Ambulatory care nurses work outside of a healthcare facility and assist patients with pain care and health education. This is a multi-faceted, patient-facing occupation in which nurses help develop treatment plans and focus on a patient’s general health. The goal is to help the patient live independently by managing tests, triage, screenings and case management issues.
Cardiac care nurses care for patients with heart disease and related conditions. A cardiac nurse is responsible for, among other things, monitoring and evaluating stress tests, monitoring echocardiograms, caring for patients who have undergone bypass, angioplasty and other heart procedures, and making health assessments during and after cardiac treatment and rehabilitation.
A critical care nurse is trained to respond to the immediate, often life-or-death, care needs of patients. Critical care nurses typically work in emergency departments at hospitals, but some work in nursing homes and as travel nurses (nurses who work in a specific location for a set time period). They use their expertise to operate life support systems, provide intensive therapy and treatment, perform on-the-spot assessments of treatment requirements and more. Nursing students who seek a fast-paced, high-energy working environment would feel at home in a critical care nursing position. They often are referred to as ICU, emergency or trauma nurses.
Forensic nurses help conduct investigations into murder, sexual assaults and other crimes. They might work in courts of law, hospital emergency rooms or for law-enforcement agencies. The job can include helping to collect tissue or blood samples from a crime scene, as well as taking forensic photographs of a crime scene to document the on-site evidence. Another facet of forensic nursing is emotional and psychological support for victims and friends or family members of victims.
A nurse who specializes in genetics spends his or her time caring for patients who have genetically acquired conditions such as cancer, heart disease, Alzheimer’s and diabetes. They might be called upon to help educate patients and family members about treatment options for genetic diseases, and to help patients understand the challenges related to a family history of potentially dangerous health conditions.
A geriatric nurse provides treatment and ongoing care for the elderly. These nurses can work in nursing homes or for home-care agencies, or can be hired by a hospital or university to provide geriatric-specific care or perform related research. A geriatric nurse develops treatment and care plans, assists with preventing bed sores and other age-related maladies, and conducts routine checkups, screenings and other duties related to helping geriatric patients who are bedridden, low-mobility or facing other challenges.
Nursing informatics combines the skills and knowledge of registered nurses, data analytics and heath records. Nursing informatics professionals develop electronic health records systems and train others on how to use them. Many nursing informatics specialists begin their careers in either nursing or information technology and transition into this growing field.
Mental Health Nursing
Patients who deal with depression, psychosis, bipolar disorder and other psychiatric or psychological issues receive treatment from mental health nurses.
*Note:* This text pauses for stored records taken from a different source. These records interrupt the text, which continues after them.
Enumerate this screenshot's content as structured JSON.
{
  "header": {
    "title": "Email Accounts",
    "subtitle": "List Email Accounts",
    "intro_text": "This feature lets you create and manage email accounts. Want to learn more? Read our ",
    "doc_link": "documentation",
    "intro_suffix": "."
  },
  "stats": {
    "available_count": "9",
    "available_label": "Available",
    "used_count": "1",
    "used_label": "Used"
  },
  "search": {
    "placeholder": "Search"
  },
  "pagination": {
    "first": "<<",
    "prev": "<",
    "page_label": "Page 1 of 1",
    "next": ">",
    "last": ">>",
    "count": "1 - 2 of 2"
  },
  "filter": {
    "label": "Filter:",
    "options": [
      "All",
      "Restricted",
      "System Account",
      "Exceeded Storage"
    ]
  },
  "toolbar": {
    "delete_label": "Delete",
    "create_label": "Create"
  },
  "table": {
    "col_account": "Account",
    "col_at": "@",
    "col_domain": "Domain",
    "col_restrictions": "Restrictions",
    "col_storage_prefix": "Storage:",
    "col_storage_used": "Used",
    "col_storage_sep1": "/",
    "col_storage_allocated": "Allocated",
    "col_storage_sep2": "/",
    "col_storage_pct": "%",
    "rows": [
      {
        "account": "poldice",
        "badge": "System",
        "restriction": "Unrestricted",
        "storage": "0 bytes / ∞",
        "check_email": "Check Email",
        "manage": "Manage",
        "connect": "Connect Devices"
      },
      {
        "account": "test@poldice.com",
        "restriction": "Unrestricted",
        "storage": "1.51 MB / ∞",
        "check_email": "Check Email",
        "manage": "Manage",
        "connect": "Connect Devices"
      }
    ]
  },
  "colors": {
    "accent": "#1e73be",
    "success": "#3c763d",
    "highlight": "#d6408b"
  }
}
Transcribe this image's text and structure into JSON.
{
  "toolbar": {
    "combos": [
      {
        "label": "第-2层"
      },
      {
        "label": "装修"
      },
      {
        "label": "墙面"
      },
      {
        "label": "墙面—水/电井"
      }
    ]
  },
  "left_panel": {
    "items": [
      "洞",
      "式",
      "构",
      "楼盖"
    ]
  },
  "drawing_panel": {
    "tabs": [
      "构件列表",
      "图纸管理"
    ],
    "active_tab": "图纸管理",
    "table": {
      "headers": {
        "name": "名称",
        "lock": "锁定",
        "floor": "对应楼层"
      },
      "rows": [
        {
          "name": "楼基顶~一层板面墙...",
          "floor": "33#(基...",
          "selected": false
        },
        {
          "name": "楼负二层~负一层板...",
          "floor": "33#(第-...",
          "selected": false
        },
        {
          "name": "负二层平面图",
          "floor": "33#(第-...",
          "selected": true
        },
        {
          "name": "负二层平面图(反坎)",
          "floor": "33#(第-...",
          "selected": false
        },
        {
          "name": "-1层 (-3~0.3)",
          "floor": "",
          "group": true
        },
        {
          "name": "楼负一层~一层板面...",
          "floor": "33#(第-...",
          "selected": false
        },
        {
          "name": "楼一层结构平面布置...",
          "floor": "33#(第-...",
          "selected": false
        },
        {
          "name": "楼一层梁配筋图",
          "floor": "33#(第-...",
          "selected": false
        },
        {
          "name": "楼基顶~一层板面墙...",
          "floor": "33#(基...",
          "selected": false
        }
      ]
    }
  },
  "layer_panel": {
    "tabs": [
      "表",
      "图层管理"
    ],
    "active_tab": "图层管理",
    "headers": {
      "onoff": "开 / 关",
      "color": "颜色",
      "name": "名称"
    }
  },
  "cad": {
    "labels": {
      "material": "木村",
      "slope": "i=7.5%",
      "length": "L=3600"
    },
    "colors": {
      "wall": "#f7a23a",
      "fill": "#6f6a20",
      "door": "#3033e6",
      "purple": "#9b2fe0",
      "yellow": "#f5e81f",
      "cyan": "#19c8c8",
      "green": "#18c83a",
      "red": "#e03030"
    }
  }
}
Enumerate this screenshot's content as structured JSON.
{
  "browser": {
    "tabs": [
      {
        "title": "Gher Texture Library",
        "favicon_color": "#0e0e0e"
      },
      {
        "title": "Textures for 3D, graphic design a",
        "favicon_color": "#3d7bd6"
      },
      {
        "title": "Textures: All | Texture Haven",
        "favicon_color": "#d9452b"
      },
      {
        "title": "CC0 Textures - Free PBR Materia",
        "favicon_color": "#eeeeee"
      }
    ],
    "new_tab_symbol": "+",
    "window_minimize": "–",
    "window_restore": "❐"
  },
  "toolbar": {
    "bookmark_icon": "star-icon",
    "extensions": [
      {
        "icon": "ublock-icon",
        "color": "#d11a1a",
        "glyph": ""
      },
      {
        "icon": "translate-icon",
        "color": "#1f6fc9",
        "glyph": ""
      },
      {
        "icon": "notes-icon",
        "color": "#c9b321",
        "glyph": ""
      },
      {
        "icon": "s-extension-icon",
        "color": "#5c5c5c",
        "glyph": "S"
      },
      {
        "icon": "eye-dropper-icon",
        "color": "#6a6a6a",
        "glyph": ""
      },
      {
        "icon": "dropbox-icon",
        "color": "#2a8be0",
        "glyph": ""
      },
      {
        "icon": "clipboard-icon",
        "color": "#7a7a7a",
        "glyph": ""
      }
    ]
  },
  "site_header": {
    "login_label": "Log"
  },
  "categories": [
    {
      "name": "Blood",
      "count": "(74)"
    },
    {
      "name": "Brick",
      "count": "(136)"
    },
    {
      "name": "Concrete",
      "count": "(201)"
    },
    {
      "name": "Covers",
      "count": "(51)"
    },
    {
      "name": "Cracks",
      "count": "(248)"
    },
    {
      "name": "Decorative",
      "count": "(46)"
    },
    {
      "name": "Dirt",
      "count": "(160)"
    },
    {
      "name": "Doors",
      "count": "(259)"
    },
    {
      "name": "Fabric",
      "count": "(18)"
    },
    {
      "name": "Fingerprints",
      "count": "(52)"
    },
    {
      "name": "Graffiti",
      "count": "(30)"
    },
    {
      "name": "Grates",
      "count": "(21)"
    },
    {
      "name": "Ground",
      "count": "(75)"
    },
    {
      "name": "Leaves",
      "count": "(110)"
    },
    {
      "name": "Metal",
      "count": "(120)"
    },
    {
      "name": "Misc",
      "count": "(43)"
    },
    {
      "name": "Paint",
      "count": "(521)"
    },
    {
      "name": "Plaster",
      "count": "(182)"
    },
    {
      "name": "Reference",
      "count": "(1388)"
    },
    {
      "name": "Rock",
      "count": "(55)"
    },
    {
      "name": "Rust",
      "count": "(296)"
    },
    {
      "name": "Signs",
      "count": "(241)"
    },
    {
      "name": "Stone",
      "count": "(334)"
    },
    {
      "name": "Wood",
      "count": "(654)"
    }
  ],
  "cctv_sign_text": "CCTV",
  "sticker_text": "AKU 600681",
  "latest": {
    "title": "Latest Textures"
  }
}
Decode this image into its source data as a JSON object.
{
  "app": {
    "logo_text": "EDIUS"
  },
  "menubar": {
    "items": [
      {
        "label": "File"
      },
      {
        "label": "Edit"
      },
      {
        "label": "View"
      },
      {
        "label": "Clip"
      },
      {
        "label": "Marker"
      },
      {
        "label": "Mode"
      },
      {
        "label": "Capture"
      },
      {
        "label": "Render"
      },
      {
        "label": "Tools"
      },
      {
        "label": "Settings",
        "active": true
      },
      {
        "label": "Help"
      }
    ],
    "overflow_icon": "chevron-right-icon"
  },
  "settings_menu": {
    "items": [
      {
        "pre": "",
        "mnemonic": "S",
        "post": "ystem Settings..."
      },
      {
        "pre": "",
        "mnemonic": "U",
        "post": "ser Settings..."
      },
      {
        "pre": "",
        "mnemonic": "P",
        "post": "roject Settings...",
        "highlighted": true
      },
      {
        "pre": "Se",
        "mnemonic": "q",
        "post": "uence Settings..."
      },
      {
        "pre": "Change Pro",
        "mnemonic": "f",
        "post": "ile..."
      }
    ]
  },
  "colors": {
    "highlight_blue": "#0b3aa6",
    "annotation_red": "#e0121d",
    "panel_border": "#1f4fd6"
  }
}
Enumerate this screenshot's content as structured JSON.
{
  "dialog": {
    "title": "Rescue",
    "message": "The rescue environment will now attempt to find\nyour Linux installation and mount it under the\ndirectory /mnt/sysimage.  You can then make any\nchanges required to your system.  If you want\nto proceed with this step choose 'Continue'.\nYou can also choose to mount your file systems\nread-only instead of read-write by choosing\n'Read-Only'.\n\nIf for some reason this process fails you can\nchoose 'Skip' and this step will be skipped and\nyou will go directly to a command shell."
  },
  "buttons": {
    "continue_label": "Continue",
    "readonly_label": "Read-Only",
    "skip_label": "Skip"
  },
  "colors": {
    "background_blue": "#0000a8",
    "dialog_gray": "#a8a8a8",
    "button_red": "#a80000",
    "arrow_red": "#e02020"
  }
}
These types of nurses work in facilities that specialize in diagnosing and treating mental illness.
Obstetrics & Gynecology
An OB/GYN nurse cares for women with issues related to the reproductive system. Nurses in this specialty might provide guidance before and during pregnancy, as well as assist with labor and childbirth. They might conduct mammograms and other screenings, inform patients about birth control options, administer HPV vaccinations and conduct annual exams.
An oncology nurse provides care for cancer patients before, during and after treatment. The nurse might help monitor a patient’s condition, administer chemotherapy, conduct examinations and provide cancer treatment counseling for a patient and a patient’s family. Oncology nurses might also be responsible for maintaining patient records.
An orthopaedic (or orthopedic) nurse cares for patients with musculoskeletal diseases or injuries. Orthopaedic nurses provide education about preventative measures and risk factors for bone disease, as well as treatment plans. An ortho nurse might also be called on to assist with orthopaedic surgery, as well as post-surgical treatment and rehabilitation.
A pediatric nurse cares for children from infancy to adolescence. He or she works with a family doctor to develop a long-term treatment plan for children, including a vaccine schedule, monitoring growth development, diet advice and other preventive and critical care treatment.